Clinton Launches Obama Attack Web Sites

Clinton camp registered the names of two Web sites to attack Ill. senator.

ByABC News
December 20, 2007, 10:23 AM

DES MOINES, Iowa, Dec. 20, 2007 — -- ABC News has learned that the campaign of Sen. Hillary Clinton, D-N.Y., has registered the names of two Web sites with the express goal of attacking her chief rival, Sen. Barack Obama, D-Ill.

It's the first time this election cycle a presidential campaign has launched a Web site with the express purpose of of launching serious criticisms on a rival. and are domains hosted by the same IP address as official Clinton Web sites, such, which was launched with much fanfare this week.

The Clinton campaign intends to use these new Web sites to paint Obama as cowardly.

Clinton has attacked Obama for having occasionally voted "present" as an Illinois state legislator when it came to contentious legislation.

It was a legislative maneuver that was sometimes part of a plan by Democrats to give cover to vulnerable colleagues, though in some instances it appears that Obama voted present to avoid taking a position with some political risk -- such as with a bill that would have allowed children as young as 15 who committed crimes with firearms on or near school property to be prosecuted as adults.

The Obama campaign referred to the websites as "politically motivated attacks in the eleventh hour of a closely contested campaign" and defended Obama's "present" votes.

"Over more than a decade in public office, Barack Obama has successfully led the way on difficult issues from welfare reform, to the reform of a broken death penalty law in Illinois to a battle for long-overdue ethics reforms in Washington," said spokesman Bill Burton.

"Among the thousands of votes he cast in the Illinois Senate, he used the present vote on occasions when he believed bills were drafted in an unconstitutional manner.

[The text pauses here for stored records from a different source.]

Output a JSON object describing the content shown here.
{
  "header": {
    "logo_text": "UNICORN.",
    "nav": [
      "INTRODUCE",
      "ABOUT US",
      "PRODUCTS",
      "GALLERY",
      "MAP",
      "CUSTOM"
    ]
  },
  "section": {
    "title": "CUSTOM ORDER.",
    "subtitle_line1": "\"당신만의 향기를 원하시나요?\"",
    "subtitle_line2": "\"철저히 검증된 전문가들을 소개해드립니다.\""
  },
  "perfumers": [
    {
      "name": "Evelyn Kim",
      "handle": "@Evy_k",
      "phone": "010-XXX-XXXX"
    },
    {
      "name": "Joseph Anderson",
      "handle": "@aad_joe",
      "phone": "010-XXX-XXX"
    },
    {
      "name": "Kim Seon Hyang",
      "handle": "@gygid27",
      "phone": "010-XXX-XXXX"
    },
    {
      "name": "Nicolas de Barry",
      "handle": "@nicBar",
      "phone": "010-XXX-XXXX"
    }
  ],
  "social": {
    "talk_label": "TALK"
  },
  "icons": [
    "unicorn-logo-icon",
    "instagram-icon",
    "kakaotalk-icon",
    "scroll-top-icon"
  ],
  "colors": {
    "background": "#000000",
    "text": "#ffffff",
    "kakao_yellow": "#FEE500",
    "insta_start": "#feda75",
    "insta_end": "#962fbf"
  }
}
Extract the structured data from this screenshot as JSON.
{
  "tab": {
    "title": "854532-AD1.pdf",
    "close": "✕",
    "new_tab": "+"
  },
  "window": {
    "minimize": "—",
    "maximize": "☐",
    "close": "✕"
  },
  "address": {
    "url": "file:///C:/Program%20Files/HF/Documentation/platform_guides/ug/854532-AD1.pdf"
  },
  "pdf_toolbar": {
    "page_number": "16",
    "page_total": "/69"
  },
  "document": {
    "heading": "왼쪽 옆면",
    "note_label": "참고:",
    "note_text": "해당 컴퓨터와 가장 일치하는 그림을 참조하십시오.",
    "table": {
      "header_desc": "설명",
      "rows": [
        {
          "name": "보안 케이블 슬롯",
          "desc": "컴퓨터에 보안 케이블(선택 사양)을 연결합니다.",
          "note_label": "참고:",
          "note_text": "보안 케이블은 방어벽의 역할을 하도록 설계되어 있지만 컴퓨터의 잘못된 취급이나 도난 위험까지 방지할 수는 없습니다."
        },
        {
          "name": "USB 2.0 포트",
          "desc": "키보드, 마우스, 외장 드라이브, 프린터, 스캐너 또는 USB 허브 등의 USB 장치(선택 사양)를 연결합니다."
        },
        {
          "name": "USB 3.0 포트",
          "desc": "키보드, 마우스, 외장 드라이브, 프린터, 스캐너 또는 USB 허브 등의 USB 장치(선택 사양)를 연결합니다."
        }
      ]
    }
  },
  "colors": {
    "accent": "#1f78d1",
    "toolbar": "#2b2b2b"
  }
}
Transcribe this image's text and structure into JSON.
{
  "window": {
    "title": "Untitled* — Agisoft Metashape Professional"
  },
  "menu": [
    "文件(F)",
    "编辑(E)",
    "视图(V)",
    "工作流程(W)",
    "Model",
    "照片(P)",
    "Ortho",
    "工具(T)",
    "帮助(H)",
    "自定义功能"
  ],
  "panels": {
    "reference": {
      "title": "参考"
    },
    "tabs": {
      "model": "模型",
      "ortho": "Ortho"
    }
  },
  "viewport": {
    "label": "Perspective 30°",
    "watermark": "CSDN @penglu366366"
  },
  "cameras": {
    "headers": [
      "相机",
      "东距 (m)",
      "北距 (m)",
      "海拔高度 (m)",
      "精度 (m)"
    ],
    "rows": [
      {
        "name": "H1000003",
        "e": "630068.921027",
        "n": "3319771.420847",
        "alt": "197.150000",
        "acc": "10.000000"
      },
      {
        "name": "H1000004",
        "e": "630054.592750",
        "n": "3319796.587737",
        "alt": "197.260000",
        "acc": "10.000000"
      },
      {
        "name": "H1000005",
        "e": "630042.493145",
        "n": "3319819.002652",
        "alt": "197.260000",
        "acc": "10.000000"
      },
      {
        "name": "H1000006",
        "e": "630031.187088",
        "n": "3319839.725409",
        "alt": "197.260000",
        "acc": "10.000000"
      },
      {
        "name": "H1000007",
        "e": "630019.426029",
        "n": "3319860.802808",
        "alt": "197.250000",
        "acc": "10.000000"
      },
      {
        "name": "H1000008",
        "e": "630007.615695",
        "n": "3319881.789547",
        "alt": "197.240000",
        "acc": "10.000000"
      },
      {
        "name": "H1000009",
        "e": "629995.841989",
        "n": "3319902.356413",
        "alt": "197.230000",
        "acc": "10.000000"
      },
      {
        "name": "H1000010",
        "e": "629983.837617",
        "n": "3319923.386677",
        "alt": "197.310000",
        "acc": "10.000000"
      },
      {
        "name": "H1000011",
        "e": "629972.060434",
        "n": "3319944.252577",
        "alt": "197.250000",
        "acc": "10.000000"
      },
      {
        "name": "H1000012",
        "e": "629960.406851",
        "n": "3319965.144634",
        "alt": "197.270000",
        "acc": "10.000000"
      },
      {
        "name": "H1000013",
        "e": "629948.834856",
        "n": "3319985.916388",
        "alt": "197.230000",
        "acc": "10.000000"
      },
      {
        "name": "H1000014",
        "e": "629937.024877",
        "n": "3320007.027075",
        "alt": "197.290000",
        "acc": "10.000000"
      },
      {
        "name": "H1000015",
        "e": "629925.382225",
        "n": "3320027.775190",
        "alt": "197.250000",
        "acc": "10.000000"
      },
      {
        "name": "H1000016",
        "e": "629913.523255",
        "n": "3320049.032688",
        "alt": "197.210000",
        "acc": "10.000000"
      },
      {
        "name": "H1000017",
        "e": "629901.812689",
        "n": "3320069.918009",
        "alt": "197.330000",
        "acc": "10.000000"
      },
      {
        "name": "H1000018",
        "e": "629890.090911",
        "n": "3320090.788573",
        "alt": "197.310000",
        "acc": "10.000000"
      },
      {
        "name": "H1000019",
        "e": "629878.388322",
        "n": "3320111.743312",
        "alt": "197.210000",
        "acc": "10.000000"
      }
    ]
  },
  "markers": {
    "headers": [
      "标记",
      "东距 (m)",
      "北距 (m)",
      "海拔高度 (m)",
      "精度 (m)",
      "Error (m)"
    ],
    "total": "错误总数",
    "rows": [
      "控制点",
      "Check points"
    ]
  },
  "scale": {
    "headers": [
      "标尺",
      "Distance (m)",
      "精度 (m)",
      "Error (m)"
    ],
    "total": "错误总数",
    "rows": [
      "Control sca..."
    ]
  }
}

On other occasions, he voted present as part of legislative strategies, such as ones crafted by pro-choice forces in Illinois to thwart maneuvering by the opponents of a woman's right to choose."

Clinton has used these present votes to paint Obama as full of words but not action.

"I don't think people want a lot of talk about change," she told Iowans early this month. "I think they want someone with a real record -- a doer, not a talker. After eight years of incompetence, they don't want false hope, they want real results."

The Clinton campaign disputed the notion that its pending attack websites will be the first, noting that after it was revealed that Clinton had taken questions from supporters at events, Sen. John Edwards, D-NC, in November launched the short-lived website, purporting to be from various forms of flora supporting the New York senator, though that website was taken down after a day.

A Clinton campaign official argued that Obama's campaign has a website called, which catalogues criticisms Clinton has made about the Illinois senator. (Not to be confused with the anti-Clinton site, which is not affiliated with the Obama campaign.)

Clinton's campaign has also introduced, quietly, a Web site called, which Clinton officials say chronicles the ways Obama and Edwards were criticizing her publicly long before she began returning fire.